By Jack Hancock
We are inundated with information these days from all sources, including seminars, articles and e-mails. Occasionally, we may hear or read about a topic that may be of great value or relevance to our work. By the time we get back to the office, the demands of our schedule take precedence and we do not take full advantage of the information that we have learned. While we may find ways to incorporate this information into our own work, what happens if a colleague or staff encounters that issue?
By Amy Combs Bender
Employers in Georgia often receive court orders directing them to garnish wages of their employees for child support orders, judgments in a prior court proceeding, and other unpaid debts. By way of background, Georgia has statutes that describe the proceedings for a garnishment, including obligations of an employer who receives a garnishment order for an employee.
By Kamy Molavi

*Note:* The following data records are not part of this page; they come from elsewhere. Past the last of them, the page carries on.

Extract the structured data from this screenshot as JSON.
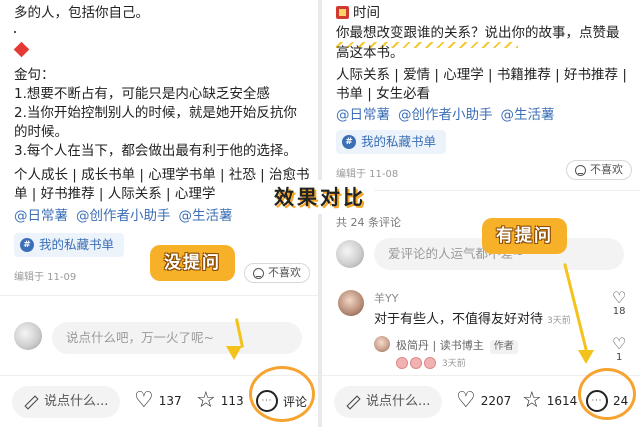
{
  "left": {
    "top_line": "多的人，包括你自己。",
    "dot": "·",
    "quote_label": "金句：",
    "quotes": [
      "1.想要不断占有，可能只是内心缺乏安全感",
      "2.当你开始控制别人的时候，就是她开始反抗你",
      "的时候。",
      "3.每个人在当下，都会做出最有利于他的选择。"
    ],
    "tags_line1": "个人成长 | 成长书单 | 心理学书单 | 社恐 | 治愈书",
    "tags_line2": "单 | 好书推荐 | 人际关系 | 心理学",
    "mentions": [
      "@日常薯",
      "@创作者小助手",
      "@生活薯"
    ],
    "fav_chip": "我的私藏书单",
    "edited": "编辑于 11-09",
    "dislike": "不喜欢",
    "input_placeholder": "说点什么吧，万一火了呢~",
    "say_label": "说点什么...",
    "likes": "137",
    "stars": "113",
    "comment_label": "评论",
    "overlay_label": "没提问"
  },
  "center_label": "效果对比",
  "right": {
    "time_title": "时间",
    "question_line1": "你最想改变跟谁的关系？说出你的故事，点赞最",
    "question_line2": "高这本书。",
    "tags_line1": "人际关系 | 爱情 | 心理学 | 书籍推荐 | 好书推荐 |",
    "tags_line2": "书单 | 女生必看",
    "mentions": [
      "@日常薯",
      "@创作者小助手",
      "@生活薯"
    ],
    "fav_chip": "我的私藏书单",
    "edited": "编辑于 11-08",
    "dislike": "不喜欢",
    "comment_count": "共 24 条评论",
    "input_placeholder": "爱评论的人运气都不差~",
    "comment1_user": "羊YY",
    "comment1_text": "对于有些人，不值得友好对待",
    "comment1_time": "3天前",
    "comment1_likes": "18",
    "reply_user": "极简丹 | 读书博主",
    "reply_badge": "作者",
    "reply_time": "3天前",
    "reply_likes": "1",
    "say_label": "说点什么...",
    "likes": "2207",
    "stars": "1614",
    "comments": "24",
    "overlay_label": "有提问"
  },
  "colors": {
    "accent": "#f6a330",
    "link": "#3b6fb6",
    "label_bg": "#f7b129"
  }
}
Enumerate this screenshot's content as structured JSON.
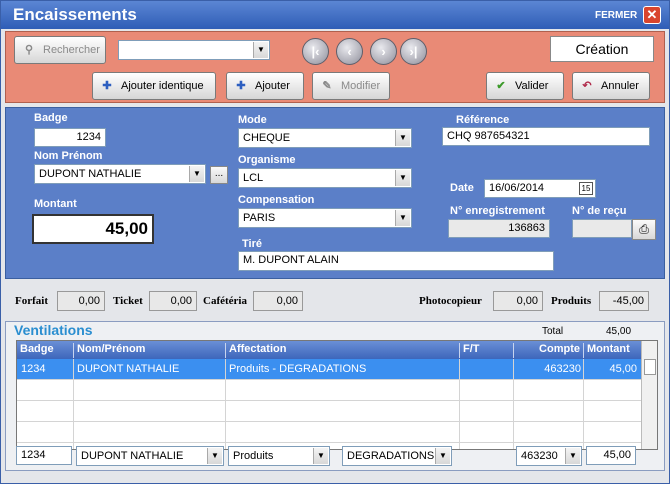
{
  "window": {
    "title": "Encaissements",
    "close_label": "FERMER",
    "close_glyph": "✕"
  },
  "toolbar": {
    "search_label": "Rechercher",
    "search_combo_value": "",
    "status": "Création",
    "add_identical_label": "Ajouter identique",
    "add_label": "Ajouter",
    "modify_label": "Modifier",
    "validate_label": "Valider",
    "cancel_label": "Annuler",
    "nav": {
      "first": "|‹",
      "prev": "‹",
      "next": "›",
      "last": "›|"
    }
  },
  "form": {
    "badge_label": "Badge",
    "badge": "1234",
    "name_label": "Nom Prénom",
    "name": "DUPONT NATHALIE",
    "browse": "...",
    "amount_label": "Montant",
    "amount": "45,00",
    "mode_label": "Mode",
    "mode": "CHEQUE",
    "organism_label": "Organisme",
    "organism": "LCL",
    "compensation_label": "Compensation",
    "compensation": "PARIS",
    "drawer_label": "Tiré",
    "drawer": "M. DUPONT ALAIN",
    "reference_label": "Référence",
    "reference": "CHQ 987654321",
    "date_label": "Date",
    "date": "16/06/2014",
    "date_icon": "15",
    "registration_label": "N° enregistrement",
    "registration": "136863",
    "receipt_label": "N° de reçu",
    "receipt": ""
  },
  "totals": {
    "forfait_label": "Forfait",
    "forfait": "0,00",
    "ticket_label": "Ticket",
    "ticket": "0,00",
    "cafeteria_label": "Cafétéria",
    "cafeteria": "0,00",
    "photocopier_label": "Photocopieur",
    "photocopier": "0,00",
    "products_label": "Produits",
    "products": "-45,00"
  },
  "ventilations": {
    "title": "Ventilations",
    "total_label": "Total",
    "total": "45,00",
    "columns": [
      "Badge",
      "Nom/Prénom",
      "Affectation",
      "F/T",
      "Compte",
      "Montant"
    ],
    "rows": [
      {
        "badge": "1234",
        "name": "DUPONT NATHALIE",
        "affectation": "Produits - DEGRADATIONS",
        "ft": "",
        "account": "463230",
        "amount": "45,00"
      }
    ],
    "edit": {
      "badge": "1234",
      "name": "DUPONT NATHALIE",
      "category": "Produits",
      "subcategory": "DEGRADATIONS",
      "account": "463230",
      "amount": "45,00"
    }
  },
  "colors": {
    "titlebar": "#2f5db6",
    "toolbar": "#e98a76",
    "form": "#5b7fc8",
    "selection": "#3b8ff0",
    "accent_title": "#2a8ed0"
  }
}
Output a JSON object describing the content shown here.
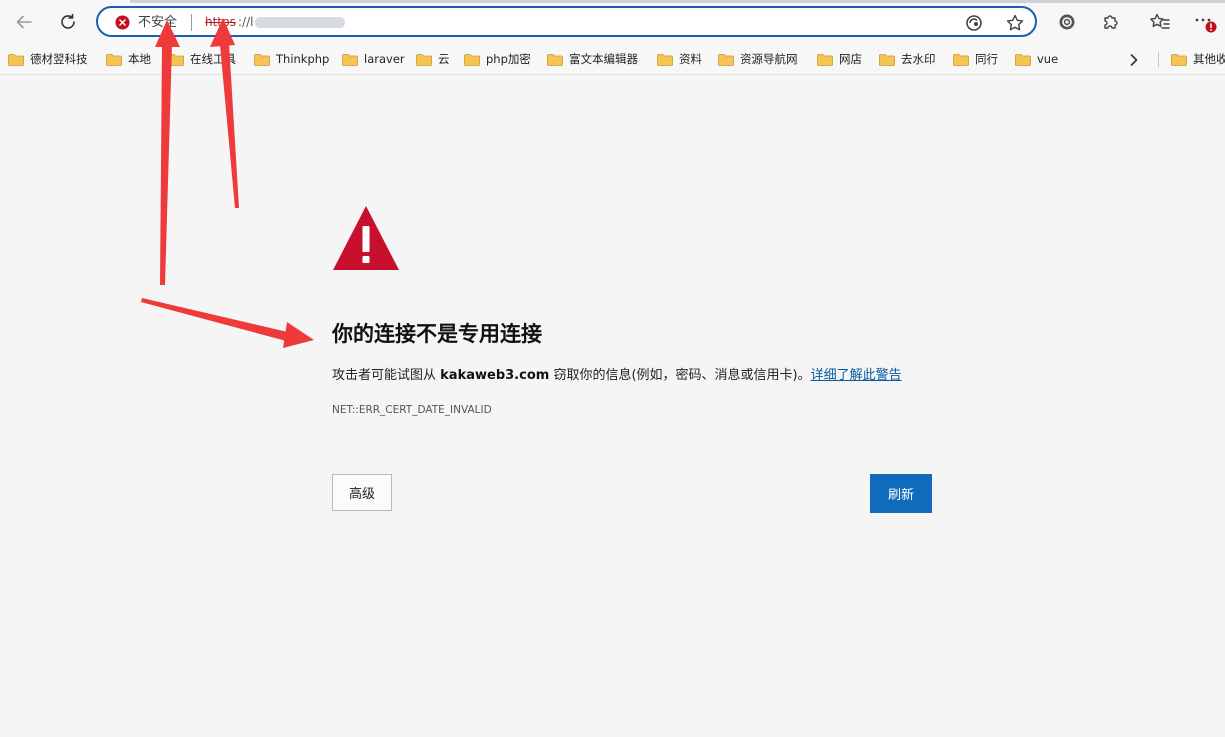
{
  "address_bar": {
    "security_label": "不安全",
    "url_scheme": "https",
    "url_rest": "://l"
  },
  "bookmarks": [
    {
      "label": "德材翌科技"
    },
    {
      "label": "本地"
    },
    {
      "label": "在线工具"
    },
    {
      "label": "Thinkphp"
    },
    {
      "label": "laraver"
    },
    {
      "label": "云"
    },
    {
      "label": "php加密"
    },
    {
      "label": "富文本编辑器"
    },
    {
      "label": "资料"
    },
    {
      "label": "资源导航网"
    },
    {
      "label": "网店"
    },
    {
      "label": "去水印"
    },
    {
      "label": "同行"
    },
    {
      "label": "vue"
    }
  ],
  "bookmarks_other": "其他收",
  "error_page": {
    "title": "你的连接不是专用连接",
    "desc_prefix": "攻击者可能试图从",
    "domain": "kakaweb3.com",
    "desc_suffix": "窃取你的信息(例如，密码、消息或信用卡)。",
    "learn_more": "详细了解此警告",
    "code": "NET::ERR_CERT_DATE_INVALID",
    "advanced_label": "高级",
    "refresh_label": "刷新"
  },
  "colors": {
    "accent": "#0f6cbd",
    "warning_red": "#c8102e",
    "annotation_red": "#ee3a3a"
  }
}
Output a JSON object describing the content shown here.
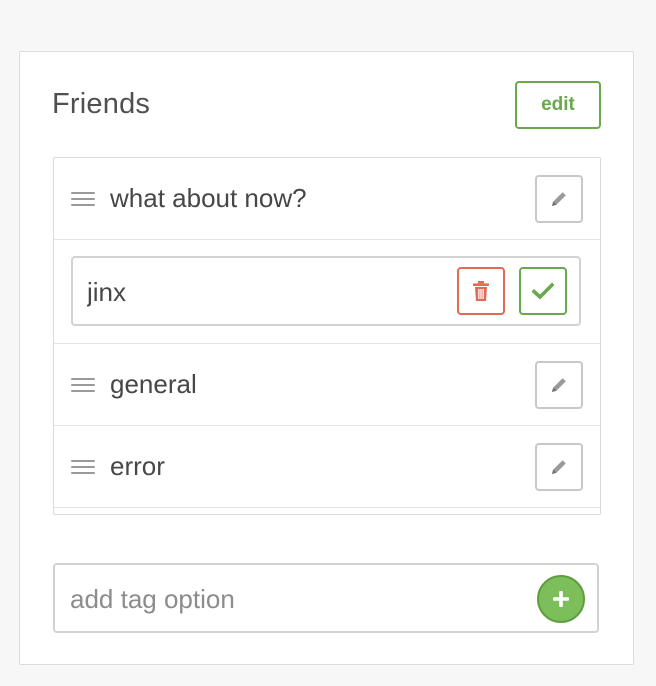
{
  "panel": {
    "title": "Friends",
    "edit_label": "edit"
  },
  "tags": {
    "items": [
      {
        "label": "what about now?",
        "icon": "pencil-icon",
        "editing": false
      },
      {
        "value": "jinx",
        "editing": true,
        "delete_icon": "trash-icon",
        "confirm_icon": "check-icon"
      },
      {
        "label": "general",
        "icon": "pencil-icon",
        "editing": false
      },
      {
        "label": "error",
        "icon": "pencil-icon",
        "editing": false
      }
    ]
  },
  "add_tag": {
    "placeholder": "add tag option",
    "value": "",
    "icon": "plus-icon"
  },
  "colors": {
    "accent_green": "#6aa84f",
    "add_button_green": "#7cbf5a",
    "delete_red": "#e06a56",
    "border_gray": "#d2d2d2",
    "text": "#474747"
  }
}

Suppose a contractor installs a fire protection system that had a faulty design or was manufactured with a defective component, such as a sprinkler head. Can the contractor be liable to the end user? The answer is that it depends. While a contractor typically comprehends that it can be liable if it did something incorrectly, strict liability law can make a contractor liable even if it fully complied with its duties under the applicable contracts, and even if it did not act negligently.